Scrum teams often have a measure of progress called velocity that measures how many user stories were delivered in a given sprint.
Velocity defined as stories delivered over time.

But what if those user stories didn’t add any value for the customer?

Stories delivered over time is a measure of speed. I better measure for velocity is:
Velocity defined as customer value delivered over time.

Increasing speed can increase velocity. But it can just as easily decrease it.

Good speed is efficiency, focus, and delivering the things that your customers care about and that make a difference for your business.

Good speed is asking: how can I make this two-day task into two one-day tasks?

Bad speed is rushing, burning out and piling on technical debt. It’s building features that nobody uses, that your customers don’t care about and that don’t add value to your business. It’s prioritising business needs over customer needs. It’s waste.

Bad speed is asking: how can I make this two-day task take one day?

When you find yourself rushing to speed up, ask yourself: is this good speed, or bad speed?

Urgency isn’t panic

What’s the difference between a cheetah and a gazelle?

Cheetah and Gazelle

One is the hunter; the other, the hunted. One stalks and sprints with total precision, unwavering focus and ultimate confidence. The other flees in uncontrolled panic.

When we’re exposed to pressure within an organisation, it is normally in the form of a risk or a threat: the risk of losing a big client; the chance we won’t get funding; the fear of losing our jobs.

The fact is that all mammals, including humans, are really good at panicking. In fact, we’re designed for it. Buried deep inside the oldest part of our brain is a brain region called the limbic system. In evolutionary terms, the limbic system existed long before we first picked up a rock and used it to hit something. It’s the part of our brain responsible for basic survival; it’s the part that takes over when we’re scared, angry, lusting for revenge or when we’re threatened.

When we feel threatened, our limbic brain sends some signals to a part of our central nervous system called the sympathetic nervous system, which activates the so-called “fight or flight response”. Our conscious brain (the cerebrum) more or less shuts down and the limbic brain takes the wheel. It will decide whether we flee or whether we fight.

This is the response that leads us to panic. But when we panic, we lose focus. All our effort goes into outrunning the cheetah… but a gazelle can’t eat, drink or make baby gazelles when it’s fleeing a chasing cheetah.

If we spend all our time running, we don’t focus on the important things. We might increase speed but we end up losing velocity.

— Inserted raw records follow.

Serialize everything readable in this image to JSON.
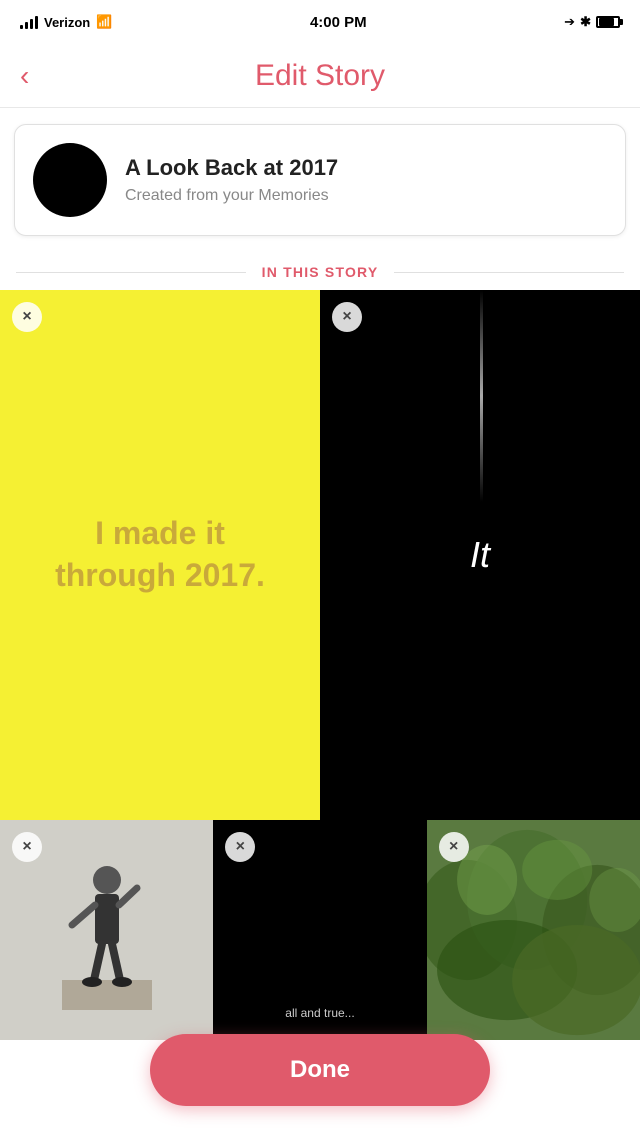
{
  "statusBar": {
    "carrier": "Verizon",
    "time": "4:00 PM",
    "wifiVisible": true,
    "batteryPercent": 75
  },
  "navBar": {
    "backLabel": "‹",
    "title": "Edit Story"
  },
  "storyHeader": {
    "avatarAlt": "Story avatar",
    "title": "A Look Back at 2017",
    "subtitle": "Created from your Memories"
  },
  "sectionLabel": "IN THIS STORY",
  "storyItems": [
    {
      "id": "item-1",
      "type": "yellow-text",
      "text": "I made it through 2017.",
      "bg": "#f5f033",
      "removable": true
    },
    {
      "id": "item-2",
      "type": "black-text",
      "text": "It",
      "bg": "#000000",
      "removable": true
    },
    {
      "id": "item-3",
      "type": "photo-person",
      "bg": "#d0cfc8",
      "removable": true
    },
    {
      "id": "item-4",
      "type": "black-small",
      "text": "all and true...",
      "bg": "#000000",
      "removable": true
    },
    {
      "id": "item-5",
      "type": "nature-photo",
      "bg": "#5a7a4a",
      "removable": true
    }
  ],
  "removeButtonLabel": "×",
  "doneButton": {
    "label": "Done"
  },
  "colors": {
    "accent": "#e05a6b",
    "yellowBg": "#f5f033",
    "yellowText": "#c9a93a",
    "black": "#000000"
  }
}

We all have many reasons to panic… The market is moving quicker than ever. Markets and industries change and heave, companies rise to incredible heights or crash to the floor in a fraction of the time of 20 or even 10 years ago. We have to move with urgency if we want to keep up… but urgency isn’t panic.

Urgency is controlled. Urgency is precision, focus and confidence.